Privacy is to be respected at all times, and when security personnel must be present due to risk to the safety of the health care provider or others, efforts are made to afford partial visual and verbal privacy (P-A-09).
Cell-side triage of health care requests is fine. However, when triage indicates a need to examine, treat or delve into confidential information, the inmate must be taken to a clinical setting. So while routine blood pressure checks could be done in the cell with the door open (not by the inmate pushing his arm through a slot), an extensive examination of heart and lungs requires a clinical setting. Likewise, mental health staff may ask about the inmate’s well-being at the cell door, but if the reply to “Do you need to talk?” is positive, a clinical area is needed where confidential exchanges can take place.
A clinical area can be set up in the segregation area provided that it has the necessary equipment and supplies (see P-D-03) for evaluation and treatment. For example, if a sink is lacking, then “appropriate alternate means of hand sanitization” must be available. Otherwise, the inmate must be taken to the central clinic for assessment and/or treatment.
Officers assigned to segregation must receive training on their role in protecting the confidentiality of any health information they are exposed to because of their duties (P-H-02). In such a setting, any joking, teasing or reference to confidential health information by staff would only exacerbate tension.

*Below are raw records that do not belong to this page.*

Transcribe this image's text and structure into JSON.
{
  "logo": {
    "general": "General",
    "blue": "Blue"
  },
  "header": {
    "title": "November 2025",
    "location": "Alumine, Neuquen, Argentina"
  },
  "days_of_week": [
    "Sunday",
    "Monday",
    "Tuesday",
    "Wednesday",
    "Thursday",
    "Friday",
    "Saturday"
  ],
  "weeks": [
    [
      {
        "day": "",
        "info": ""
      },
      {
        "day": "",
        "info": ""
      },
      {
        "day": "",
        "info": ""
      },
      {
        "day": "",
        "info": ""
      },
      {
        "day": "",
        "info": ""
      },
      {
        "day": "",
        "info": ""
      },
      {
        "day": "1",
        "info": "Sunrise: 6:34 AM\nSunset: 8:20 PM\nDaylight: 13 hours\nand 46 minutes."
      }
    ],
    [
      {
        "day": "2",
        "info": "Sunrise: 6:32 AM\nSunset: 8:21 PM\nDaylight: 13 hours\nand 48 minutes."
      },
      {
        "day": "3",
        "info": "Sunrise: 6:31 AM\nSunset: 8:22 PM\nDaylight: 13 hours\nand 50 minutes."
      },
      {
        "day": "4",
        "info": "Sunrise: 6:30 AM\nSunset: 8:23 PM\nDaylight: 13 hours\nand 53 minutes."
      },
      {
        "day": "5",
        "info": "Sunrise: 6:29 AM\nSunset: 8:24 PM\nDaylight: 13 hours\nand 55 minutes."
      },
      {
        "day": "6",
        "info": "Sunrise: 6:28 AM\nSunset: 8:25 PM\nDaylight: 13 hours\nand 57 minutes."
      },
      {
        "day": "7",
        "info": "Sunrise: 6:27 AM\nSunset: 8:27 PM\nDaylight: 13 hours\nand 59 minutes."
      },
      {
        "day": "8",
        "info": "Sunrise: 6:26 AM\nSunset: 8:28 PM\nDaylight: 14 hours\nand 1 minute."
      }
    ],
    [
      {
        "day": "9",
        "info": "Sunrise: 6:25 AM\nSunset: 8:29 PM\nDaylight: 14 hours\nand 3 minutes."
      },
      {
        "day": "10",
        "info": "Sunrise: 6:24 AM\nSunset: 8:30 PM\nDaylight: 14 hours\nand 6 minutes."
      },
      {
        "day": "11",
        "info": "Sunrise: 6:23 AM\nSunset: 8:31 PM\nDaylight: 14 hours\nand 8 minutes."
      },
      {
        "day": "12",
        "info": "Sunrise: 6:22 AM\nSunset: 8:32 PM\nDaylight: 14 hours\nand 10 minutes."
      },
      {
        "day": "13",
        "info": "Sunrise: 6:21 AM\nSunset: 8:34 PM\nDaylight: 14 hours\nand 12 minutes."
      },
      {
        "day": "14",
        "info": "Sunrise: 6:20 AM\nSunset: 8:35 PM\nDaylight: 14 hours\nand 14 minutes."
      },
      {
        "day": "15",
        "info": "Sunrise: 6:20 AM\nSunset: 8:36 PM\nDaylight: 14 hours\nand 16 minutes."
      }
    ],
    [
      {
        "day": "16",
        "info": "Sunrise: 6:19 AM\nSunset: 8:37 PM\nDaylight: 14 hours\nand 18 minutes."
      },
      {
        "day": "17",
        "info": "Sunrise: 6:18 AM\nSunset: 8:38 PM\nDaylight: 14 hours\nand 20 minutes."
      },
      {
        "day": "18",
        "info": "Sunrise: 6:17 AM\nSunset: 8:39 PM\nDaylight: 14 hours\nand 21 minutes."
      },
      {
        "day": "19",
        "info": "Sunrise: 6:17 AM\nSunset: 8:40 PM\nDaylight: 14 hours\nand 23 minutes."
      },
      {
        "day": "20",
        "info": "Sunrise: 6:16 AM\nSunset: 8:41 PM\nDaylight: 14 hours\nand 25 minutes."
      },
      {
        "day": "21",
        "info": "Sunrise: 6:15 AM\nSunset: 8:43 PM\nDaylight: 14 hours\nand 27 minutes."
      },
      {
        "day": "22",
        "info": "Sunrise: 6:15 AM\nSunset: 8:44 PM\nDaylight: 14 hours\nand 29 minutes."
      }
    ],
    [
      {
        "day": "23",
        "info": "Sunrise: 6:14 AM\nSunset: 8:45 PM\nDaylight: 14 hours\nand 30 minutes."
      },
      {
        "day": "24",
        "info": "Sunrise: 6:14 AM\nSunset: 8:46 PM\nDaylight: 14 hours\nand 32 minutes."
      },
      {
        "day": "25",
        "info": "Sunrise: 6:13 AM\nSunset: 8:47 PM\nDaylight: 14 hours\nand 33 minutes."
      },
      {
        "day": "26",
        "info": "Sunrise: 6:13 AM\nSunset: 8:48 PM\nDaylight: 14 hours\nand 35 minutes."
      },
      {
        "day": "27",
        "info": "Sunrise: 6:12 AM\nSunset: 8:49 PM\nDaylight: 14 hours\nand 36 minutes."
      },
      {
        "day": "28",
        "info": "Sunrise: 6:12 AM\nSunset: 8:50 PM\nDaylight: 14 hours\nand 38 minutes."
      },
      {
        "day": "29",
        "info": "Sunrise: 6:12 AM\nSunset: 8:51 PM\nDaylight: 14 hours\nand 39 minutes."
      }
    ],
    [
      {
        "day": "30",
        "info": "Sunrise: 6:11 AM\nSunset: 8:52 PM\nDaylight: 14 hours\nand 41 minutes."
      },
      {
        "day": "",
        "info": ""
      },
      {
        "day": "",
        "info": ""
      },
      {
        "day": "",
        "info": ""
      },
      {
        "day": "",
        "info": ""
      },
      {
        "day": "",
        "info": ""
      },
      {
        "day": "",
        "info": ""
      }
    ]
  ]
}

As health staff aware of the potential risks these inmates present, you will want to work as a team with correctional staff without compromising the ethics of your professions. Often it is the quality of respect and nonverbal interaction between health and correctional staff that the inmates pick up on and respond to, either positively or negatively.
— From CorrectCare Volume 19, Issue 4, Fall 2005